- How do you stop traumatic nightmares?
- How do you stop night terrors?
- What are the 17 symptoms of PTSD?
- What is the hallmark of PTSD?
- Are night terrors a sign of mental illness?
- Do PTSD nightmares ever go away?
- Are night terrors a symptom of PTSD?
- What triggers night terrors?
- Will night terrors go away?
- Can nightmares be traumatic?
- How does a person with PTSD behave?
How do you stop traumatic nightmares?
Find a Therapist for Trauma / PTSDKeep track of your dreams and nightmares and discuss them with your therapist.
Develop coping and self-soothing skills.
Don’t stay in bed if you can’t sleep.
Make changes to your sleep environment to avoid associating anxiety with the place you sleep.More items…•.
How do you stop night terrors?
If sleep terrors are a problem for you or your child, here are some strategies to try:Get adequate sleep. Fatigue can contribute to sleep terrors. … Establish a regular, relaxing routine before bedtime. … Make the environment safe. … Put stress in its place. … Offer comfort. … Look for a pattern.
What are the 17 symptoms of PTSD?
Common symptoms of PTSDvivid flashbacks (feeling like the trauma is happening right now)intrusive thoughts or images.nightmares.intense distress at real or symbolic reminders of the trauma.physical sensations such as pain, sweating, nausea or trembling.
What is the hallmark of PTSD?
The hallmarks of PTSD include exposure to a traumatic event; reexperiencing the event or intrusion symptoms; avoidance of people, places, or things that serve as a reminder of the trauma; negative mood and thoughts associated with the trauma; and chronic hyperarousal symptoms.
Are night terrors a sign of mental illness?
Underlying mental health conditions Many adults who experience night terrors live with mood-related mental health conditions, such as depression, anxiety, or bipolar disorder. Night terrors have also been associated with the experience of trauma and heavy or long-term stress.
Do PTSD nightmares ever go away?
Having nightmares and difficulty sleeping are normal experiences after crises and trauma and many people recover from trauma-related dreams without treatment.
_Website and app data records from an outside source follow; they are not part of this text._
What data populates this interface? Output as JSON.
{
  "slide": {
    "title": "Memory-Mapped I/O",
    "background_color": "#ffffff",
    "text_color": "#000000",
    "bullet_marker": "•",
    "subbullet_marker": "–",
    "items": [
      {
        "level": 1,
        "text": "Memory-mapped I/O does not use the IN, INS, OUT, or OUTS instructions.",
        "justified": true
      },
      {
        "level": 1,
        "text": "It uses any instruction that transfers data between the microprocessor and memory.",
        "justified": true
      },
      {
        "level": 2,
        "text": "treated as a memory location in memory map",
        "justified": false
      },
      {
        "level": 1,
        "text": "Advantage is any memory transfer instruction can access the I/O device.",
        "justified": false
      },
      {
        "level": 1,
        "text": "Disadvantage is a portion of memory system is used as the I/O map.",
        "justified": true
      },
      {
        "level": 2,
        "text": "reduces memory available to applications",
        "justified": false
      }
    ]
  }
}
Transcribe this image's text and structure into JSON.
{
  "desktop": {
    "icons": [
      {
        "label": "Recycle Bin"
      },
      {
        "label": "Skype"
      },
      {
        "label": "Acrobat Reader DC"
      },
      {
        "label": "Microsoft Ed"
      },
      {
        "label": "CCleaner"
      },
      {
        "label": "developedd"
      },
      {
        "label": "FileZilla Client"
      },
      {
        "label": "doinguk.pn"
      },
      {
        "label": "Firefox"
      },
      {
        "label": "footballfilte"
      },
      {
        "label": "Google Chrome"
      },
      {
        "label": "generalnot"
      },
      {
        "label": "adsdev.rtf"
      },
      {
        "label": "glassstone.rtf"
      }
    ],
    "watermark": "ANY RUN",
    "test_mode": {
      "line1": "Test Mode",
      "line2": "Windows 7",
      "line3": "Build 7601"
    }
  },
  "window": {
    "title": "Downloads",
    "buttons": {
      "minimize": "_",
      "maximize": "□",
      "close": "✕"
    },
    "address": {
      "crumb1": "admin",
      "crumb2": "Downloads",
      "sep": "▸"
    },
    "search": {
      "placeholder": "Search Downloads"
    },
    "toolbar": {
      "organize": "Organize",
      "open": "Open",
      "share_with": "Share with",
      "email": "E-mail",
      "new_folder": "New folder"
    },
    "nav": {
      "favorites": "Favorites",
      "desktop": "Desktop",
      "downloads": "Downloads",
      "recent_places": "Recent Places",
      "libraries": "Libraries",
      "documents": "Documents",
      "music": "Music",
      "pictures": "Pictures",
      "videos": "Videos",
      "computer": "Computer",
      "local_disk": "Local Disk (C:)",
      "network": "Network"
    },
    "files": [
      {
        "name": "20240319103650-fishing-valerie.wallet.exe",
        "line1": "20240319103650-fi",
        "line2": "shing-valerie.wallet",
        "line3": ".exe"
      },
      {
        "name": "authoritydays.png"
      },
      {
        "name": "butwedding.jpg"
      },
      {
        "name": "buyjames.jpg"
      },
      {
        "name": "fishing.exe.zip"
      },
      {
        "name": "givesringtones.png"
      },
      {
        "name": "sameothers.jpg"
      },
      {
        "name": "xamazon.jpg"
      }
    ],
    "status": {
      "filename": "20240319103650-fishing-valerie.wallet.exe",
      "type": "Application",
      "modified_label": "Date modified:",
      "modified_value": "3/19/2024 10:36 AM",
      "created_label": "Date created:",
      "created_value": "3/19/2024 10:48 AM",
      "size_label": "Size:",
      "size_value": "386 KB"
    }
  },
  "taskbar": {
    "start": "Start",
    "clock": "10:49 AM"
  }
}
For others, these issues may raise concerns about the development of a more serious condition such as PTSD.
Are night terrors a symptom of PTSD?
Anyone can experience nightmares or night terrors, but as many as 96% of people with posttraumatic stress disorder (PTSD) suffer from vivid nightmares that can feel overwhelmingly real. And unlike garden-variety bad dreams, those nightmares are more likely to involve physical thrashing or other bodily movements.
What triggers night terrors?
Sleep terrors sometimes can be triggered by underlying conditions that interfere with sleep, such as: Sleep-disordered breathing — a group of disorders that include abnormal breathing patterns during sleep, the most common of which is obstructive sleep apnea. Restless legs syndrome. Some medications.
Will night terrors go away?
Coping With Night Terrors It’s best not to try to wake kids during a night terror. Attempts usually don’t work, and kids who do wake are likely to be disoriented and confused, and may take longer to settle down and go back to sleep. There’s no treatment for night terrors, but you can help prevent them.
Can nightmares be traumatic?
Trauma-related nightmares generally occur during REM sleep, which is when we tend to have vivid dreams. When you wake up from these nightmares, you may experience fear, anxiety, panic, distress, frustration, or sadness. You can also wake up soaked in sweat and with your heart pounding.
How does a person with PTSD behave?
People with PTSD have intense, disturbing thoughts and feelings related to their experience that last long after the traumatic event has ended. They may relive the event through flashbacks or nightmares; they may feel sadness, fear or anger; and they may feel detached or estranged from other people.